Leila Saab had never cried over a celebrity death. That changed on Sunday.
When Saab heard that Kobe Bryant died in a helicopter crash, she sobbed uncontrollably.
Because without Kobe, Saab wouldn’t be playing basketball. She wouldn’t be her Bell High School girls basketball team’s DJ on road trips and she wouldn’t have won a City title last year.
Saab moved with her family to Los Angeles from Lebanon in 2008 following the Israel–Hezbollah War that took place in her native country two years prior. She was six years old.
“It was hard,” Saab said during a basketball practice in December. “I liked living there.”
When she got to the United States, Saab was almost immediately introduced to basketball.
“I grew up playing basketball with my cousins,” she said. “I have a lot of cousins that are always watching the games and I thought it was cool so I eventually tried out.”
She started playing basketball in seventh grade and then continued in eighth grade, but when she got into high school, she hit a roadblock. Saab made the freshmen team, but her mother wouldn’t let her play. She didn’t feel comfortable with Leila being the only Muslim on the team and she didn’t want her daughter out late at night coming back from road games.
“My mom’s very traditional; she was never going to support me playing basketball,” Leila said.
For most girls in Saab’s situation, that would be that. Bell coach Adrian Castillo has had other Arab girls try out for his team and then make it, only for them to tell him later on that their parents won’t let them play.
“It’s a cultural thing, I get it,” he said.
For Saab, not playing wasn’t an option. She told her mother that her cousin who played on the boys soccer team would be able to help her get home in the evenings and that she didn’t mind being different and wearing her hijab during practice and games. But there was still pushback.
Saab persisted, thinking about Kobe and his Mamba mentality.
“He’s the reason I begged my parents to join the team because his mentality was if you really want something then you go and get it,” she said.
Eventually Leila’s mother gave in, but the agreement was she’d only play one year. When sophomore year rolled around, Saab faced the same predicament. She had made varsity following the tryouts, but she told Castillo she wouldn’t be able to play because it went against her mother’s wishes.
“I had to beg,” Saab said. “I had to get my dad on my side. I had to get my sister on my side. I had to get all of my family members on my side, but none of them really fully supported until my coach talked to my mom and told her how he actually really needed me on the team.”
Castillo made all of the difference.
“It was mom I had to battle with,” he said. “Communication was the key.”
Last season Castillo used a reminder app to notify parents about the team’s whereabouts and whether they were running late or not trekking back from road games.
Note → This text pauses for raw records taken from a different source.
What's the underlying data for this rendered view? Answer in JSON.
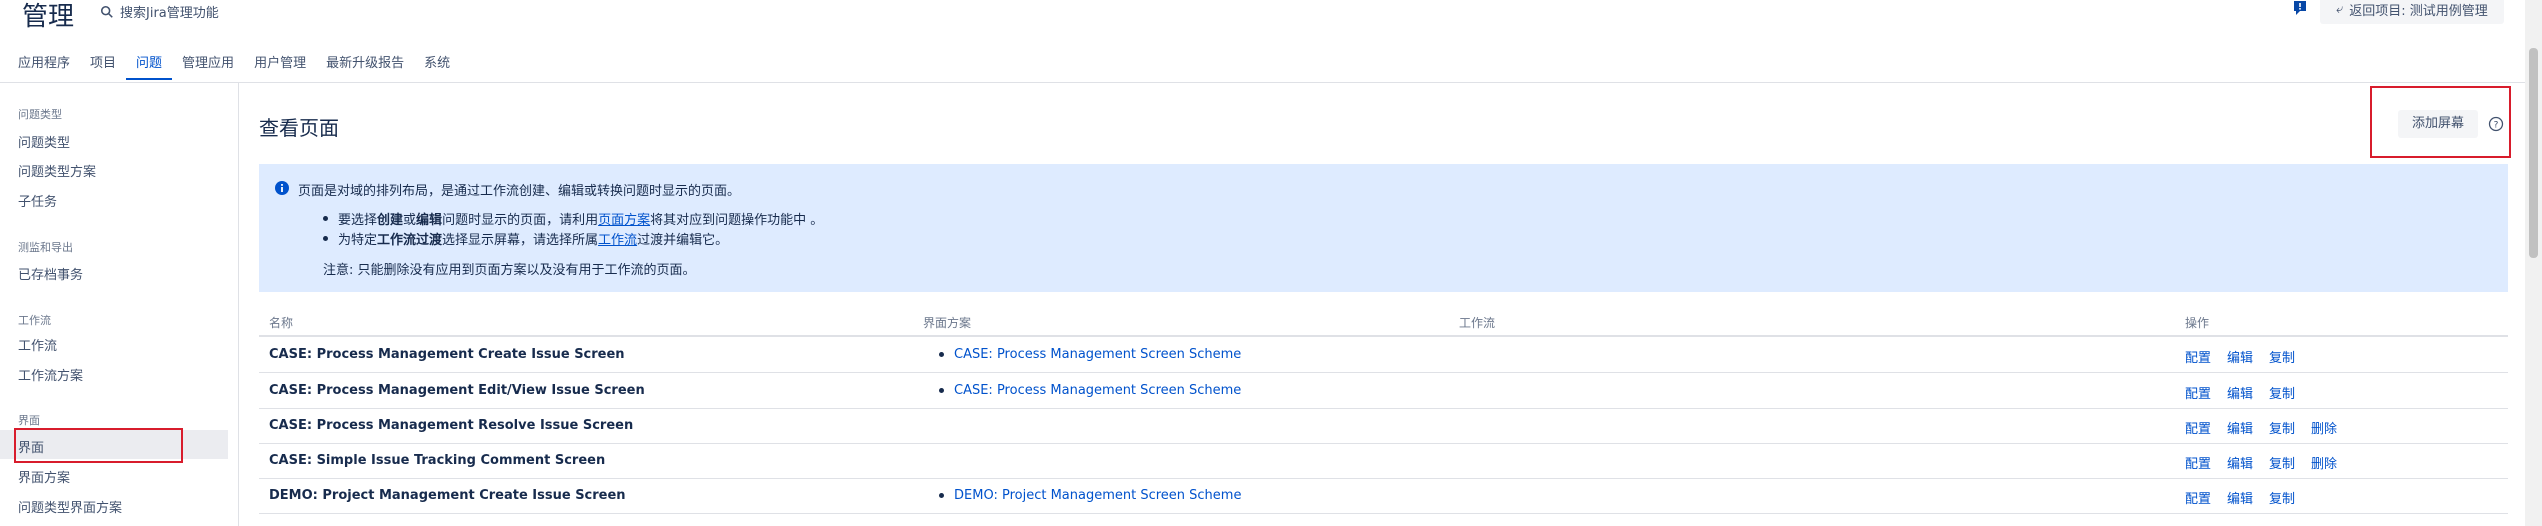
{
  "header": {
    "title": "管理",
    "search_label": "搜索Jira管理功能",
    "return_label": "返回项目: 测试用例管理"
  },
  "tabs": [
    {
      "label": "应用程序"
    },
    {
      "label": "项目"
    },
    {
      "label": "问题",
      "active": true
    },
    {
      "label": "管理应用"
    },
    {
      "label": "用户管理"
    },
    {
      "label": "最新升级报告"
    },
    {
      "label": "系统"
    }
  ],
  "sidebar": {
    "sections": [
      {
        "heading": "问题类型",
        "items": [
          "问题类型",
          "问题类型方案",
          "子任务"
        ]
      },
      {
        "heading": "测监和导出",
        "items": [
          "已存档事务"
        ]
      },
      {
        "heading": "工作流",
        "items": [
          "工作流",
          "工作流方案"
        ]
      },
      {
        "heading": "界面",
        "items": [
          "界面",
          "界面方案",
          "问题类型界面方案"
        ]
      }
    ],
    "active_item": "界面"
  },
  "main": {
    "title": "查看页面",
    "add_button": "添加屏幕",
    "info": {
      "line1": "页面是对域的排列布局，是通过工作流创建、编辑或转换问题时显示的页面。",
      "bullet1_a": "要选择",
      "bullet1_b": "创建",
      "bullet1_c": "或",
      "bullet1_d": "编辑",
      "bullet1_e": "问题时显示的页面，请利用",
      "bullet1_link": "页面方案",
      "bullet1_f": "将其对应到问题操作功能中 。",
      "bullet2_a": "为特定",
      "bullet2_b": "工作流过渡",
      "bullet2_c": "选择显示屏幕，请选择所属",
      "bullet2_link": "工作流",
      "bullet2_d": "过渡并编辑它。",
      "note": "注意: 只能删除没有应用到页面方案以及没有用于工作流的页面。"
    },
    "table": {
      "headers": {
        "name": "名称",
        "scheme": "界面方案",
        "workflow": "工作流",
        "ops": "操作"
      },
      "rows": [
        {
          "name": "CASE: Process Management Create Issue Screen",
          "scheme": "CASE: Process Management Screen Scheme",
          "ops": [
            "配置",
            "编辑",
            "复制"
          ]
        },
        {
          "name": "CASE: Process Management Edit/View Issue Screen",
          "scheme": "CASE: Process Management Screen Scheme",
          "ops": [
            "配置",
            "编辑",
            "复制"
          ]
        },
        {
          "name": "CASE: Process Management Resolve Issue Screen",
          "scheme": "",
          "ops": [
            "配置",
            "编辑",
            "复制",
            "删除"
          ]
        },
        {
          "name": "CASE: Simple Issue Tracking Comment Screen",
          "scheme": "",
          "ops": [
            "配置",
            "编辑",
            "复制",
            "删除"
          ]
        },
        {
          "name": "DEMO: Project Management Create Issue Screen",
          "scheme": "DEMO: Project Management Screen Scheme",
          "ops": [
            "配置",
            "编辑",
            "复制"
          ]
        }
      ]
    }
  },
  "colors": {
    "accent": "#0052cc",
    "highlight": "#d81c2c",
    "info_bg": "#deebff"
  }
}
That was enough to convince Saab’s mother to let her play in year two, but she’s made it known to her daughter that she’s still against it.
“She doesn’t support me on it,” Leila said. “But I told her it’s my life. I want to have fun in high school.”
Saab started as a forward on Bell’s City title team last season and has made a great new group of friends thanks to the sport.
“I get along with the other girls very well,” Saab said. “They’re always asking me questions about my religion and I’m always asking them questions as well. We have a strong bond.”
Basketball has taught Saab to be comfortable in her own skin. She’s never encountered another player who wears a hijab, long sleeves and pants to games, and at first that made her uncomfortable.
“I’m the only Muslim playing here, what do I do?” she’d ask herself. “I don’t fit in. I’m different. But then I started to take it as a positive. I’m different, I should continue playing. I wanted to be an inspiration to others. I like helping people and I actually have been an inspiration to others. I have a friend that wants to tryout next year and her mom surprisingly says that I’m a reason why she wants her daughter to try out.”
Throughout her basketball journey, Saab has consistently thought about Kobe, about his mentality, his will, his passion and work ethic.
“He’s like an inspiration to me,” she said.
When it comes to basketball, Leila and her mother have never seen eye-to-eye. But on Sunday when Leila spent the afternoon weeping, there were no questions or eye rolls.
“She got it,” Leila said. “We grew up watching the Lakers. She understood why I was so upset.”